Retirees who are younger need to pay more attention as rules change over time. Different rules will be in place in 2023, 2024 and 2025 to build up the change in 2026 and after.
When you’re choosing what works best, you can’t just ask another retiree what they’re doing. Much depends on your age and your financial situation. Talk to a tax professional for guidance. If married, know that the age of the older spouse determines the age category that applies to any state tax on pensions.
On 2023 state income tax returns, for example, those born in 1959 and after are not eligible for a deduction.
Those born from 1946 to 1952 — someone who turns 71 to 77 this year — can choose between the maximum deduction of $20,000 for single returns and $40,000 for joint returns under the previous rules or up to 25% of the maximum amount of the allowable deduction for those born before 1946. For the 2023 tax year, that would equal a deduction of $15,379.50 for a single return and $30,759 for a joint return.
If born from 1953 through 1958, you could deduct up to 25% of the 2023 maximum. By contrast, most taxpayers born in 1953 and after had no pension subtraction in 2022. But after reaching age 67, individuals are entitled to subtract the Michigan Standard Deduction against all income. This deduction for this group is reduced by the personal exemption amount and other factors.
The phase in formula, based on the new law, will be up to 25% of the maximum allowed for 2023, up to 50% in 2024, up to 75% in 2025 and 100% in 2026. And that phase in will apply to a wider group of retirees based on ages.
Under the previous law, once someone born in 1946 or later turns 67, they could subtract the Michigan Standard Deduction against all income. For a single person, the standard deduction was up to $20,000. For a married couple filing a joint return, the standard deduction was up to $40,000. Then, they might get more of a tax break on their retirement income.
A point to understand, though, is that under the previous law someone who is born in 1953 or after would receive a much smaller benefit from the standard deduction once they turn age 67. That’s because their deduction then must be reduced by the personal exemption, any taxable Social Security benefits included in federal adjusted gross income and military pay and retirement or pension benefits received for serving in the U.S. Armed Forces and Michigan National Guard or as part of the Railroad Retirement Act.
Next year, as retirees prepare to file their 2023 state income tax returns, some might not see much change in tax savings from the 2022 return.
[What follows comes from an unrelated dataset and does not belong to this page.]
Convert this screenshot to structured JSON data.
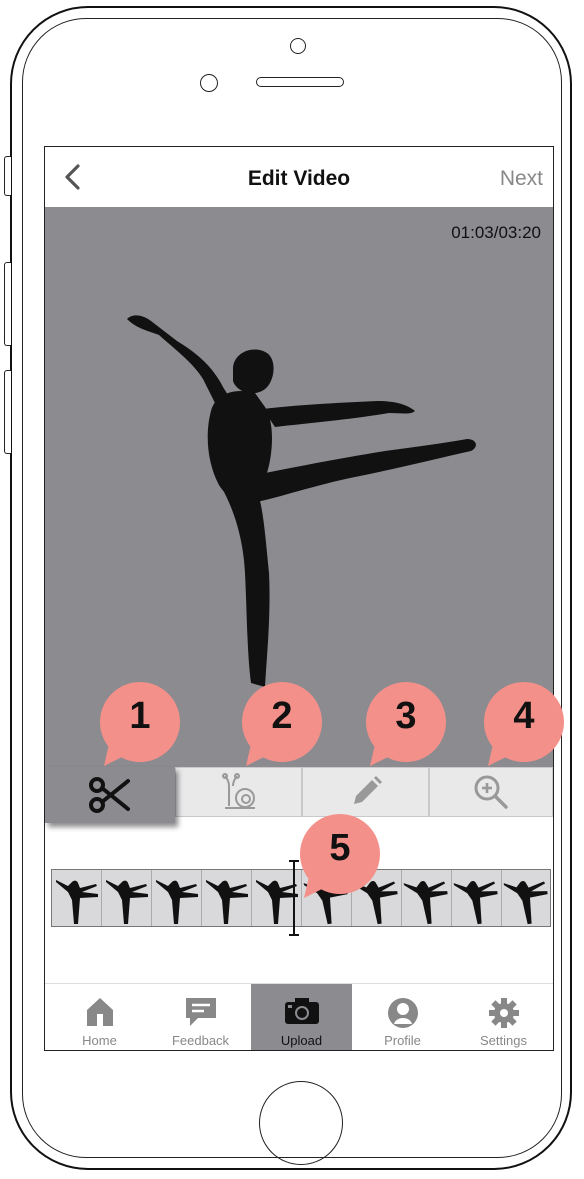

When filing a 2023 return, for example, someone who is 72 in 2023 and married filing jointly could take the greater of $40,000 or 25% of the maximum allowed for those who were born in 1945 or earlier. For the first year, many in that age group likely will use the old $40,000 and not see added savings. But the new limits that phase in will offer more advantages down the line.
Don’t be discouraged. Pay attention to the rules for your age group. Know that in 2026, the state tax system isn’t age-driven for retirees and the rules will be less complex.
Bottom line: The phase-in formula is so small on 2023 returns that most people will get a better tax break by sticking to the old plan, Pohl said. So there might be some simplicity there. Ultimately, though, many people will benefit from a bigger tax break in just a few years.
This article originally appeared on Detroit Free Press: Rolling back Michigan’s retirement tax triggers plenty of questions, confusion